Work order: Show all lines of the listing that contain the word "Windows".

(Exercise data Opens)

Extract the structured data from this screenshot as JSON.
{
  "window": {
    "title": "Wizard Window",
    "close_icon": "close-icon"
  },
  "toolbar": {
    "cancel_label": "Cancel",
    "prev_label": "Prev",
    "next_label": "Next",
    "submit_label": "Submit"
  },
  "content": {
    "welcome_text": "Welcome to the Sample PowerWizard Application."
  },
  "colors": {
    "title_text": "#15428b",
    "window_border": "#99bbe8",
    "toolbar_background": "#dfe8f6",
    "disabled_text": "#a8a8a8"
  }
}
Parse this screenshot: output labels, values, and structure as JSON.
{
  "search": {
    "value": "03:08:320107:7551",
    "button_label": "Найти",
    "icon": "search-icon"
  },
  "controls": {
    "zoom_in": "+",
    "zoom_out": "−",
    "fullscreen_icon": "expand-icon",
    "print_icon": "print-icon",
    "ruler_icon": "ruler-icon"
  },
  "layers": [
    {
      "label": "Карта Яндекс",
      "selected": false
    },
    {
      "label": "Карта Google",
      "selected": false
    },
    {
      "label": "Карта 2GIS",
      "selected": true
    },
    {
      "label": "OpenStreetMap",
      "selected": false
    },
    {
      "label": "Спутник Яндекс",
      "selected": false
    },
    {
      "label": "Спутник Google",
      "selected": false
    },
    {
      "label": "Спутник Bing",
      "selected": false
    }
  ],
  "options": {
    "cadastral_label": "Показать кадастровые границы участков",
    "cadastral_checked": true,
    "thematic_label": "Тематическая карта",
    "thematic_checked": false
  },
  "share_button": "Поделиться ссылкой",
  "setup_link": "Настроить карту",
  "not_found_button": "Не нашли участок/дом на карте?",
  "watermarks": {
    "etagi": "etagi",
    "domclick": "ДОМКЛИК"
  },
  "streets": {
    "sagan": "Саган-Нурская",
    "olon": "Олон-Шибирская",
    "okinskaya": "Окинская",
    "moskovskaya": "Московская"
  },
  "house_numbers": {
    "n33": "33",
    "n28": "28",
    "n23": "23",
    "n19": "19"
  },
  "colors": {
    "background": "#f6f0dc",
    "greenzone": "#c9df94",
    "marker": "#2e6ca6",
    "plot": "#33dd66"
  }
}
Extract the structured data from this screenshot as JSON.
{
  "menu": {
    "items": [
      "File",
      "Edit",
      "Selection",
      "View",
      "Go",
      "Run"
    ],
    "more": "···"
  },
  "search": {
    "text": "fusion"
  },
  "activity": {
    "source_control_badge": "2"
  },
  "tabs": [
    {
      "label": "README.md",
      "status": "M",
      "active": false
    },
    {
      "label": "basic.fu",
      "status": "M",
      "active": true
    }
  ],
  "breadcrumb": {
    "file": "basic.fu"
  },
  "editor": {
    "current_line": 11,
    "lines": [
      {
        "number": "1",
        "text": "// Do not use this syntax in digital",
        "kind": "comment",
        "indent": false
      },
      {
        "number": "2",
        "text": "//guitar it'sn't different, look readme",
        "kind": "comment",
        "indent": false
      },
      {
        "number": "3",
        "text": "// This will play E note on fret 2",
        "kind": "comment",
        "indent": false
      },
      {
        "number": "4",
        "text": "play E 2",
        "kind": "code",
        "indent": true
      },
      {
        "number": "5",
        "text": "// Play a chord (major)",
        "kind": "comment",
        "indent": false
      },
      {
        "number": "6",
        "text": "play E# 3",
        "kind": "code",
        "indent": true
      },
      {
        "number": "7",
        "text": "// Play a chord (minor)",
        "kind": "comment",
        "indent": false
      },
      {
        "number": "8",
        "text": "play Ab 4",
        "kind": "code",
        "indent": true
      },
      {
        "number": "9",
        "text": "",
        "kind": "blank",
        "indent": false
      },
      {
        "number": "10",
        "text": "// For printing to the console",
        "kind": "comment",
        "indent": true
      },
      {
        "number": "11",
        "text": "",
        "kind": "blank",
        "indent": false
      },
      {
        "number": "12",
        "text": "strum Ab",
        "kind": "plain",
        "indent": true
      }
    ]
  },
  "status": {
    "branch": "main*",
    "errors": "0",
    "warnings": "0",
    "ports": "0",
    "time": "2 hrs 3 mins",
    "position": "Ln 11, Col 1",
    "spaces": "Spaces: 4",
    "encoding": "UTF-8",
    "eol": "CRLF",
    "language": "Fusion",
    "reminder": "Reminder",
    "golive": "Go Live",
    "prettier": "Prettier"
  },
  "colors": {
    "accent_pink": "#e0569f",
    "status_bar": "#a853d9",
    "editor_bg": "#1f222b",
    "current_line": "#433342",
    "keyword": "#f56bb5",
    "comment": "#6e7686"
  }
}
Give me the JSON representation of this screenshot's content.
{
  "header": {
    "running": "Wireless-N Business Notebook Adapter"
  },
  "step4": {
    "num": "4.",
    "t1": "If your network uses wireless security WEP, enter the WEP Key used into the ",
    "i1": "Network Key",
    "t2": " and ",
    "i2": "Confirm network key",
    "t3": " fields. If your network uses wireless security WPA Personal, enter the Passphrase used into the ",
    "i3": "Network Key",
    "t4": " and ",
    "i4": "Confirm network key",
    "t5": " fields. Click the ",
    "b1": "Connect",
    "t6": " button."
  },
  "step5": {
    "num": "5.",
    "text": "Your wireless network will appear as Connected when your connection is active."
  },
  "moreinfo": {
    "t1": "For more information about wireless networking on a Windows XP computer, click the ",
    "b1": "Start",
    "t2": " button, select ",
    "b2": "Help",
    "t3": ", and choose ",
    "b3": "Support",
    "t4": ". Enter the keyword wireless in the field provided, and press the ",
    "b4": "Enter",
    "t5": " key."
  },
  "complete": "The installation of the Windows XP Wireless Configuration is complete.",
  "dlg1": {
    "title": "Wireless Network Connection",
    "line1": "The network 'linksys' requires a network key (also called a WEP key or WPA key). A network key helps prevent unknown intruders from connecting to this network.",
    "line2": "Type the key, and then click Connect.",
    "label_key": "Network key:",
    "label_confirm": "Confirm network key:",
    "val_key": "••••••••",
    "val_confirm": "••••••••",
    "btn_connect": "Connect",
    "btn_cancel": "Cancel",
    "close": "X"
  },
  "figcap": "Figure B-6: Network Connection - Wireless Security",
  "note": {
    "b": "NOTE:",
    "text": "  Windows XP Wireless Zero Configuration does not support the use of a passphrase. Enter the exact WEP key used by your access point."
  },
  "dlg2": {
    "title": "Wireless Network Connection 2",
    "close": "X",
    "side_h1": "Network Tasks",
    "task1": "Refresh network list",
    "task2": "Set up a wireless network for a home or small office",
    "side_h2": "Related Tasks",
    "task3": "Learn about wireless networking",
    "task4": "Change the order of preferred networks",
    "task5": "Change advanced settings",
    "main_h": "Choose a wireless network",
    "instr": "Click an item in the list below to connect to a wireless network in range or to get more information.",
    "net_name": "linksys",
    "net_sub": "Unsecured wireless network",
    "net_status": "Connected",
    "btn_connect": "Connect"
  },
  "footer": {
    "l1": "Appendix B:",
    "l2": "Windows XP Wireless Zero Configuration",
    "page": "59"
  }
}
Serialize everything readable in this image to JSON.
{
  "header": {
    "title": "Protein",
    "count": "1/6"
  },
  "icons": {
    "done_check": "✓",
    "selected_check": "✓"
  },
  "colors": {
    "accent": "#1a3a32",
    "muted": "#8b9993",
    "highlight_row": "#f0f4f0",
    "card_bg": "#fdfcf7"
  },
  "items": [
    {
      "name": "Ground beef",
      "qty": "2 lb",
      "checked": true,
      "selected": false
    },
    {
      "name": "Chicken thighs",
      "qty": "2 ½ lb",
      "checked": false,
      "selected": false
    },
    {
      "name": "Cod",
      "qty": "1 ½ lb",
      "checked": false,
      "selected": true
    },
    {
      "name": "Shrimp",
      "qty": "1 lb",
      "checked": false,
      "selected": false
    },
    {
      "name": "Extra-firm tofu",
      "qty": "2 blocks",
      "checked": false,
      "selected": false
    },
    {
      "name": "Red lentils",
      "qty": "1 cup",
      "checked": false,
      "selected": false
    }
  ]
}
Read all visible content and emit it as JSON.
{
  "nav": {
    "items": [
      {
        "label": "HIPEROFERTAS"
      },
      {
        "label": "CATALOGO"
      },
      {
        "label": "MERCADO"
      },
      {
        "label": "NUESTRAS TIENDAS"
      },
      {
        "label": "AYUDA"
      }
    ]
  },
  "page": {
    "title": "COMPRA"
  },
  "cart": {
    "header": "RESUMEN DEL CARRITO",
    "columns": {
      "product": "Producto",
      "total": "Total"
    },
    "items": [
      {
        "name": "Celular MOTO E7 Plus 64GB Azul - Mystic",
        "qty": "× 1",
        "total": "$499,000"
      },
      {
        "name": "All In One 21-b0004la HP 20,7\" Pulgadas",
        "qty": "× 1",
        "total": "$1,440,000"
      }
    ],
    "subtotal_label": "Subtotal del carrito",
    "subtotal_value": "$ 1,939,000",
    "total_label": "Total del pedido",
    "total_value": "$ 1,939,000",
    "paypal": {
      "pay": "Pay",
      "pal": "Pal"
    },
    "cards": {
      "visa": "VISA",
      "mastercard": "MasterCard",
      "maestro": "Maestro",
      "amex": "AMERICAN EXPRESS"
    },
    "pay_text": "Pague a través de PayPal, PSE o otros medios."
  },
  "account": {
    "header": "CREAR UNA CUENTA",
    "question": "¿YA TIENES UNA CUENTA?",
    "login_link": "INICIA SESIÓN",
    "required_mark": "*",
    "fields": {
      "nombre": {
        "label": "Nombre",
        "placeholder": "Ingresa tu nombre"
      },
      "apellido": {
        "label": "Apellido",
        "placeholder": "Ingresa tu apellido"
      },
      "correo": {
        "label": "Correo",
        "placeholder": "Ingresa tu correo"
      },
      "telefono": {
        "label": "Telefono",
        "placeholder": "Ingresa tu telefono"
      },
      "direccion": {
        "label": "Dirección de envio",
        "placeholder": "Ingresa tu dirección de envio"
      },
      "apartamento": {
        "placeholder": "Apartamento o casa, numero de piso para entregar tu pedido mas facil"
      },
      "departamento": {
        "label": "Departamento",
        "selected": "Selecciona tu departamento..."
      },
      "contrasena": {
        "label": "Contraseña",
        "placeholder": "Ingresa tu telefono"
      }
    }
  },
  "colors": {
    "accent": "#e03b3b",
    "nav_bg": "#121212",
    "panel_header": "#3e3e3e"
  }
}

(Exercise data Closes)

Answer space:
    "t1": "For more information about wireless networking on a Windows XP computer, click the ",
  "complete": "The installation of the Windows XP Wireless Configuration is complete.",
    "text": "  Windows XP Wireless Zero Configuration does not support the use of a passphrase. Enter the exact WEP key used by your access point."
    "l2": "Windows XP Wireless Zero Configuration",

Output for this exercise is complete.